Art theory Faces Life in general Painting People Portrait Sketchbook Pages Watercolor

Squinting to See the Light (funny story)

Squinting to see the light

Watercolor in large Moleskine notebook

Today at work, 10 of us were sitting around the table in the lunchroom eating and chatting. I sat across from our director, facing the picture window and our 27th-story view of Oakland, the San Francisco Bay, Mt. Tamalpais and the huge, cloudy sky. I was thinking about what I learned in my painting class last Sunday about the importance of learning to see color temperatures and value. A good way to do that is to close one eye and squint, which helps to blur the details, so that you can see shapes and values. I decided to practice on a blue house and a large brick building that I could see in the distance.
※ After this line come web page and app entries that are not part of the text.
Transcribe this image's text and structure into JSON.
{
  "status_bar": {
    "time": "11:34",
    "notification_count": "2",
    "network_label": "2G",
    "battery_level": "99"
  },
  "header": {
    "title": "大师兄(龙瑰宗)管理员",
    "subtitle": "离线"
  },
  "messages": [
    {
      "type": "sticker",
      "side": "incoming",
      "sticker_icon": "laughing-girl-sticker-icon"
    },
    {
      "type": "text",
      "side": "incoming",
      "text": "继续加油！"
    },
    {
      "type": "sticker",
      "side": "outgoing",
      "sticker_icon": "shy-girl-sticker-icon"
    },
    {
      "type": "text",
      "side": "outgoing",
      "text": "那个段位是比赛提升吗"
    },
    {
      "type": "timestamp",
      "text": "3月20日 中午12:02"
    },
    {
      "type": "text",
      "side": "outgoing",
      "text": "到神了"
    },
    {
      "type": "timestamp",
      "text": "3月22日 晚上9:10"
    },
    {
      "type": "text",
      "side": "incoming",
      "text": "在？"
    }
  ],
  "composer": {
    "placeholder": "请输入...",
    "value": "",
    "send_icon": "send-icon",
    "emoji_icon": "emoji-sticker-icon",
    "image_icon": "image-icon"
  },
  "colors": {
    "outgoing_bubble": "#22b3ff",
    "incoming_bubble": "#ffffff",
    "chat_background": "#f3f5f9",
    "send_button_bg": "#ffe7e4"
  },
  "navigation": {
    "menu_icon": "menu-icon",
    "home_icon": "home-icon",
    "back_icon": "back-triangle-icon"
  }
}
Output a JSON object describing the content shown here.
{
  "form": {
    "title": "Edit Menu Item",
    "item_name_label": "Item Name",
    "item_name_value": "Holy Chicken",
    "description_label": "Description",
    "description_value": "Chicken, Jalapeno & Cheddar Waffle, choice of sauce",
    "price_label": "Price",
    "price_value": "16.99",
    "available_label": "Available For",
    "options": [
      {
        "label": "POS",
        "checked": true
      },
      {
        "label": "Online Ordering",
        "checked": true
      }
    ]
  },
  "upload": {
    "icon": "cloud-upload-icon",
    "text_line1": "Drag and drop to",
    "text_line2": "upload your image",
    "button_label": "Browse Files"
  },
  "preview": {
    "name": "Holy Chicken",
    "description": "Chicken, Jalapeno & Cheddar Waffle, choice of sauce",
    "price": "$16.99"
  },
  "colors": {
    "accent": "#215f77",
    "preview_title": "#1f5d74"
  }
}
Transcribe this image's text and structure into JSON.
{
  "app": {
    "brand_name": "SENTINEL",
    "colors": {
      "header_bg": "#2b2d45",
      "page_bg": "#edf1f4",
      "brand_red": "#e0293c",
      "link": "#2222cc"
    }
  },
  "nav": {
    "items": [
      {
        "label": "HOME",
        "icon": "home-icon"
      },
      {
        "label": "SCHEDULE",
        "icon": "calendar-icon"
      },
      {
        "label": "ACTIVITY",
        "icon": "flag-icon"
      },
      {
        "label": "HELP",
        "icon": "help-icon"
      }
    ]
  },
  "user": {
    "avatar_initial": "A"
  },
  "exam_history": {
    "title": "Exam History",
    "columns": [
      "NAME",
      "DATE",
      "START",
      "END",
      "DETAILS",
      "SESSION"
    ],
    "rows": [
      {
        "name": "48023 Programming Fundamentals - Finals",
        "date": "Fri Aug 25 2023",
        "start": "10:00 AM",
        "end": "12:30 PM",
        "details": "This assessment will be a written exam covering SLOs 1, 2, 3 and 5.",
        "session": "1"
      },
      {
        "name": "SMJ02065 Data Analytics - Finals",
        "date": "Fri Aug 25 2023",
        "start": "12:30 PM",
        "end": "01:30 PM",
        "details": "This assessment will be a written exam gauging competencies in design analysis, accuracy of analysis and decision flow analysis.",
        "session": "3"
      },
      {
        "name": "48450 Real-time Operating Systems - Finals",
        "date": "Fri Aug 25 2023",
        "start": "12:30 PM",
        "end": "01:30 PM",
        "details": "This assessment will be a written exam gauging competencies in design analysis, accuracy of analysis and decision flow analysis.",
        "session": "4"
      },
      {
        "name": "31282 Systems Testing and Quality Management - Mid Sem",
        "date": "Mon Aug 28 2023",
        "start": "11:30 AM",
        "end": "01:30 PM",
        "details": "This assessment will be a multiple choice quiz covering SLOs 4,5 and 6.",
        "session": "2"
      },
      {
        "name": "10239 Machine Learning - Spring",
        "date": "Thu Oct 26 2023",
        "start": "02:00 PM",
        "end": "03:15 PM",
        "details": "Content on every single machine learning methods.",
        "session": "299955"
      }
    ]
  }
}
I tried one eye and then the other, curious if it made a difference between my left and right eyes.

Suddenly I realized the conversation had stopped, our director was asking me if I was OK, and everyone was staring at me. I burst out laughing realizing that I was sitting there making weird squinty faces and they were all thinking I had an excruciating headache or had suddenly gone mad. I started trying to explain what I was doing and they looked at me perplexed. They finally realized it was an “art thing” and went back to chatting about work and TV shows and travel.

When I got home tonight, I looked in the mirror to see just how funny I looked and had to do this quickie self-portrait in my sketchbook. Amazingly it actually looks like me!

Art theory Flower Art Glass Oil Painting Painting Sketchbook Pages Still Life

Wax On, Wax Off (Breathe In, Breathe Out)

Rose in a Jar

Oil on panel, 12×9″

The title of this post refers to words from the 1984 movie Karate Kid and also my process in this painting except for the painting it would be more like “Paint On, Wipe Off (Breathe!) Paint On, Wipe Off… ” (click on “Keep Reading” below to see photos of the steps). I’m not happy with the front flower but I’m ready to move on to the next painting. With each one I learn so much more, including how much more there is to learn!!!!

I had two main goals for this painting/learning experience:

  • Think in terms of “Whole Canvas”
  • Keep trying to understand how to work with oil paint so that I’m taking advantage of its wonderful qualities rather than fighting them. (I’ll keep trying!)

In my many years of watercolor painting, I worked hard to capture what excited me about my subject. I often worked close focus without much background, or just using the lovely white of the paper as my background to set off the glittering glass or glowing flowers I was painting. If the composition didn’t quite work out–no problem, just crop as needed with a mat and frame.

In oil painting the background has to be an integral part of the painting–you can’t just leave the glaring white of the gessoed canvas as your background. And you can’t crop a stretched canvas or panel like you can paper. I was struggling with this concept and finally it clicked. It’s just another way of seeing and, like peeling layers of the onion, the haze peeled from eyes and I could see that a painting is not subject & background — they fit together to complete the picture, just as night completes day. While an object that interests me enough to paint it is the focal point, I need (for now) to think of the PAINTING as the subject.